**Problem requirements**
Once the line holding "Extract the structured" is found in the entries below, restate it and each line after it word for word, with no pictures.

**Records to process**

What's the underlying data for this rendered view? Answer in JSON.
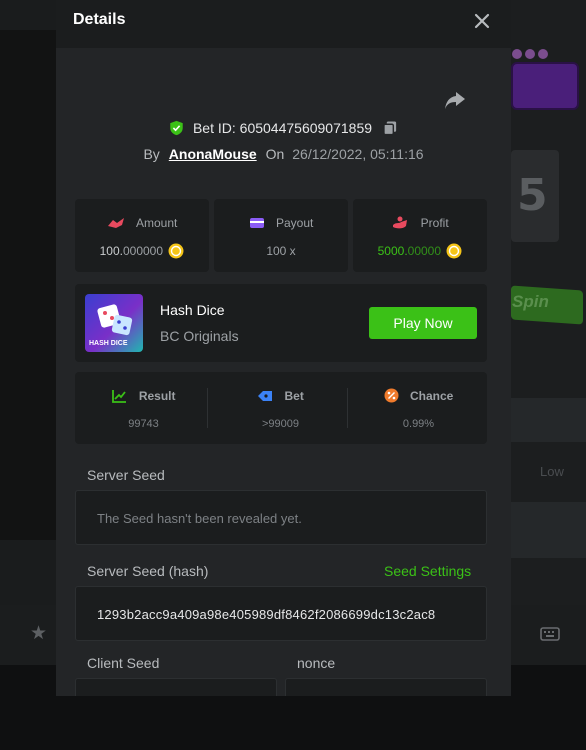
{
  "colors": {
    "accent_green": "#3bc117",
    "modal_bg": "#232527",
    "card_bg": "#1b1d1e",
    "coin": "#f5c518"
  },
  "background": {
    "spin_label": "Spin",
    "reel_number": "5",
    "low_label": "Low",
    "icons": [
      "star-icon",
      "keyboard-icon"
    ]
  },
  "modal": {
    "title": "Details",
    "close_icon": "close-icon",
    "share_icon": "share-icon",
    "bet_id_label": "Bet ID: 60504475609071859",
    "by_label": "By",
    "username": "AnonaMouse",
    "on_label": "On",
    "date": "26/12/2022, 05:11:16",
    "stats": {
      "amount": {
        "label": "Amount",
        "value_main": "100.",
        "value_dim": "000000",
        "icon": "coin-icon"
      },
      "payout": {
        "label": "Payout",
        "value": "100 x"
      },
      "profit": {
        "label": "Profit",
        "value_main": "5000.",
        "value_dim": "00000",
        "icon": "coin-icon"
      }
    },
    "game": {
      "thumb_label": "HASH DICE",
      "name": "Hash Dice",
      "category": "BC Originals",
      "play_button": "Play Now"
    },
    "result": {
      "result_label": "Result",
      "result_value": "99743",
      "bet_label": "Bet",
      "bet_value": ">99009",
      "chance_label": "Chance",
      "chance_value": "0.99%"
    },
    "server_seed": {
      "label": "Server Seed",
      "value": "The Seed hasn't been revealed yet."
    },
    "server_seed_hash": {
      "label": "Server Seed (hash)",
      "settings_link": "Seed Settings",
      "value": "1293b2acc9a409a98e405989df8462f2086699dc13c2ac8"
    },
    "client_seed": {
      "label": "Client Seed"
    },
    "nonce": {
      "label": "nonce"
    }
  }
}
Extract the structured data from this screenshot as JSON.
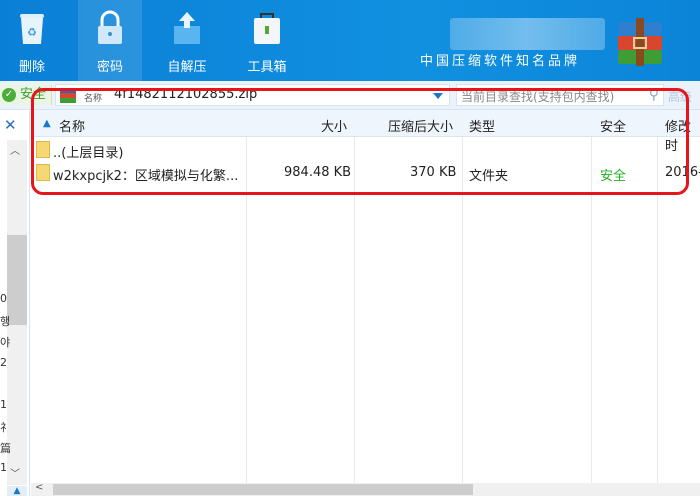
{
  "toolbar": {
    "buttons": [
      {
        "label": "删除",
        "icon": "recycle-bin-icon"
      },
      {
        "label": "密码",
        "icon": "lock-icon"
      },
      {
        "label": "自解压",
        "icon": "box-upload-icon"
      },
      {
        "label": "工具箱",
        "icon": "toolbox-icon"
      }
    ],
    "slogan": "中国压缩软件知名品牌"
  },
  "address": {
    "safe_label": "安全",
    "path": "4f1482112102855.zip",
    "overlay": "名称",
    "search_placeholder": "当前目录查找(支持包内查找)",
    "advanced": "高级"
  },
  "columns": [
    "名称",
    "大小",
    "压缩后大小",
    "类型",
    "安全",
    "修改时"
  ],
  "rows": [
    {
      "name": "..(上层目录)",
      "size": "",
      "packed": "",
      "type": "",
      "security": "",
      "modified": ""
    },
    {
      "name": "w2kxpcjk2：区域模拟与化繁...",
      "size": "984.48 KB",
      "packed": "370 KB",
      "type": "文件夹",
      "security": "安全",
      "modified": "2016-"
    }
  ],
  "side_chars": [
    "0",
    "행",
    "야",
    "2",
    "1",
    "礻",
    "篇",
    "1"
  ],
  "colors": {
    "accent": "#0b84d8",
    "safe": "#22b022",
    "highlight": "#e8141c"
  }
}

**Finished task**
Extract the structured data from this screenshot as JSON.
{
  "toolbar": {
    "buttons": [
      {
        "label": "删除",
        "icon": "recycle-bin-icon"
      },
      {
        "label": "密码",
        "icon": "lock-icon"
      },
      {
        "label": "自解压",
        "icon": "box-upload-icon"
      },
      {
        "label": "工具箱",
        "icon": "toolbox-icon"
      }
    ],
    "slogan": "中国压缩软件知名品牌"
  },
  "address": {
    "safe_label": "安全",
    "path": "4f1482112102855.zip",
    "overlay": "名称",
    "search_placeholder": "当前目录查找(支持包内查找)",
    "advanced": "高级"
  },
  "columns": [
    "名称",
    "大小",
    "压缩后大小",
    "类型",
    "安全",
    "修改时"
  ],
  "rows": [
    {
      "name": "..(上层目录)",
      "size": "",
      "packed": "",
      "type": "",
      "security": "",
      "modified": ""
    },
    {
      "name": "w2kxpcjk2：区域模拟与化繁...",
      "size": "984.48 KB",
      "packed": "370 KB",
      "type": "文件夹",
      "security": "安全",
      "modified": "2016-"
    }
  ],
  "side_chars": [
    "0",
    "행",
    "야",
    "2",
    "1",
    "礻",
    "篇",
    "1"
  ],
  "colors": {
    "accent": "#0b84d8",
    "safe": "#22b022",
    "highlight": "#e8141c"
  }
}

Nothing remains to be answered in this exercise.